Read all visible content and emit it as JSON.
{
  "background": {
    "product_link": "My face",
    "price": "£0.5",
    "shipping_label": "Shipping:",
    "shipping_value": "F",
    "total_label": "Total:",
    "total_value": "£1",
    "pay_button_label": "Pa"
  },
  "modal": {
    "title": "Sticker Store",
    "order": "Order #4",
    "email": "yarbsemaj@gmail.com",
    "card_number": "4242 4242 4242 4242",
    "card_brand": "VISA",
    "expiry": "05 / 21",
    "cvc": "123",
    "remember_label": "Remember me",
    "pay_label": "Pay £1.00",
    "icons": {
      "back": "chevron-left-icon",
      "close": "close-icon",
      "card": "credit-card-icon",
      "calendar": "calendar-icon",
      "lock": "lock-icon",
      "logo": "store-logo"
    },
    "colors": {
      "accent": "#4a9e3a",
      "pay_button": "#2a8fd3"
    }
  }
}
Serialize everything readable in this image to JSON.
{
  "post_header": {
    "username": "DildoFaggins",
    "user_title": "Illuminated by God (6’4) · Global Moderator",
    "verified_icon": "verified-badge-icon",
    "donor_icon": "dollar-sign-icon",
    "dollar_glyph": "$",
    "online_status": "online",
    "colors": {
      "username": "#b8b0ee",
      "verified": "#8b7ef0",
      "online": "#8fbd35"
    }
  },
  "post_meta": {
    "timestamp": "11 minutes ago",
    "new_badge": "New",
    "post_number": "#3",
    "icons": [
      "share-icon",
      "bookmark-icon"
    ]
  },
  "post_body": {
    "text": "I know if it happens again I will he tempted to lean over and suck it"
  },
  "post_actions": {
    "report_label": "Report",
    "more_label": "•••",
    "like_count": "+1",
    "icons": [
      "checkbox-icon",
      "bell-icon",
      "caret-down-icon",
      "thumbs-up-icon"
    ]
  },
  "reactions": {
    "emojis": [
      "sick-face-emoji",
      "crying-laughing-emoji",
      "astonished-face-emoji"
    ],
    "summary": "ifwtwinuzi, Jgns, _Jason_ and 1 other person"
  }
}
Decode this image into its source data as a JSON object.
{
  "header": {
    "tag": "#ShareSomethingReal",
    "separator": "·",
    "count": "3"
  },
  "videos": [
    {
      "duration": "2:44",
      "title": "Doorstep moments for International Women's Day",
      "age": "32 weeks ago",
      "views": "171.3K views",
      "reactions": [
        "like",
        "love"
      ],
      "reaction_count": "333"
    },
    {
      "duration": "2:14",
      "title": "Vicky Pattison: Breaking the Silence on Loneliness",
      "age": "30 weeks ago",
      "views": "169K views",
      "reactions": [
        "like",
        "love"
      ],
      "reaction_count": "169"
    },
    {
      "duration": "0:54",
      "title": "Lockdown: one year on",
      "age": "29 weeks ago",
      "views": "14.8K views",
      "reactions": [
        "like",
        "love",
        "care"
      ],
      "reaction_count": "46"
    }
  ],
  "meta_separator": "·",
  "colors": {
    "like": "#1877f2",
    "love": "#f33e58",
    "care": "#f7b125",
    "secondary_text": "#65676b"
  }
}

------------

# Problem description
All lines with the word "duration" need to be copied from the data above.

# Solution for this exercise
      "duration": "2:44",
      "duration": "2:14",
      "duration": "0:54",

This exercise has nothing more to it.